• Given information

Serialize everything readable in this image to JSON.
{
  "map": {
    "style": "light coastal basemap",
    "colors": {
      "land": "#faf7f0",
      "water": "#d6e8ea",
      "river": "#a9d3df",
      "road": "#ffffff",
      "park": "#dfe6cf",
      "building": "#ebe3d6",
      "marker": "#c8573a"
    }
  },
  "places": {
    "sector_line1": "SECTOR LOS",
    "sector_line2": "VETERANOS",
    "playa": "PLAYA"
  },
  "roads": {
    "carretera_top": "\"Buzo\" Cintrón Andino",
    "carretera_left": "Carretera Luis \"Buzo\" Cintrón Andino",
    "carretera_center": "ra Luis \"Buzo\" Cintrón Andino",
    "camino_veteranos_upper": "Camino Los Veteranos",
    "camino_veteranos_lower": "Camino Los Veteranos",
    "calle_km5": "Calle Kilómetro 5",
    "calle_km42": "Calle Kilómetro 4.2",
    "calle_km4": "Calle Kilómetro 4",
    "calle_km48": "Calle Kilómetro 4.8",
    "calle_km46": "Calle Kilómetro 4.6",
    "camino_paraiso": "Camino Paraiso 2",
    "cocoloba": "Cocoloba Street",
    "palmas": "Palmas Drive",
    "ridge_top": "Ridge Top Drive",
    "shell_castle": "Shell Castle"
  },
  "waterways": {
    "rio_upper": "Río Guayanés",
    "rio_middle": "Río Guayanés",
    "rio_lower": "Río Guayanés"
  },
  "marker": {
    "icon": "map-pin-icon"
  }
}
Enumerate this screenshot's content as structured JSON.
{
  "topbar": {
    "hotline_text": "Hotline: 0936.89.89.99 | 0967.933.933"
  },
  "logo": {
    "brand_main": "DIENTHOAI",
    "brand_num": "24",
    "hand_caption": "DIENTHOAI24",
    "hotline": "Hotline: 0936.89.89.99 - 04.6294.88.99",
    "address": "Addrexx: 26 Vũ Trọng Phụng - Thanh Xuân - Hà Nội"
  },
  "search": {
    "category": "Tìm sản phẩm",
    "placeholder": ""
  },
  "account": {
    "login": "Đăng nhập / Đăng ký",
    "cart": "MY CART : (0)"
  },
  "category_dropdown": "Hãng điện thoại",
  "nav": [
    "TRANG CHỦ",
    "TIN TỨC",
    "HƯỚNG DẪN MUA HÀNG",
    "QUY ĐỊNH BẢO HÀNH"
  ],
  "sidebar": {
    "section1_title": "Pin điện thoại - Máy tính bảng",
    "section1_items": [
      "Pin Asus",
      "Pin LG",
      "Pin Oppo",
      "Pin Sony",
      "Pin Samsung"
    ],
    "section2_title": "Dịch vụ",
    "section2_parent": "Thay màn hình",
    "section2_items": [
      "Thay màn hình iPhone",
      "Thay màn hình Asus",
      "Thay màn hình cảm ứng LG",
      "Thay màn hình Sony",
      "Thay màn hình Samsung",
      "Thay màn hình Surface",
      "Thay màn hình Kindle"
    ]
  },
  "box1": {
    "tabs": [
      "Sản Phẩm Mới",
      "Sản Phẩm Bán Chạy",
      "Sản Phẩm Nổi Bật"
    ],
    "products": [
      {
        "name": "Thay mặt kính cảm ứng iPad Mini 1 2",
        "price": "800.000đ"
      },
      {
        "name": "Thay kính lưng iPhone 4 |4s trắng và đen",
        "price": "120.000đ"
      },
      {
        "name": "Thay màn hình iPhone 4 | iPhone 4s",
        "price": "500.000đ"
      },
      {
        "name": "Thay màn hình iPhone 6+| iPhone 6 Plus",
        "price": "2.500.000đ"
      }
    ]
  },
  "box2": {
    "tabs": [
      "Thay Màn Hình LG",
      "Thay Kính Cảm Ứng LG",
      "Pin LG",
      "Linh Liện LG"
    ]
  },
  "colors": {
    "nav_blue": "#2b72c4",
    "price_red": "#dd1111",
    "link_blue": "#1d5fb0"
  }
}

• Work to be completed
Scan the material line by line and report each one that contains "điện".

• Expected output
  "category_dropdown": "Hãng điện thoại",
    "section1_title": "Pin điện thoại - Máy tính bảng",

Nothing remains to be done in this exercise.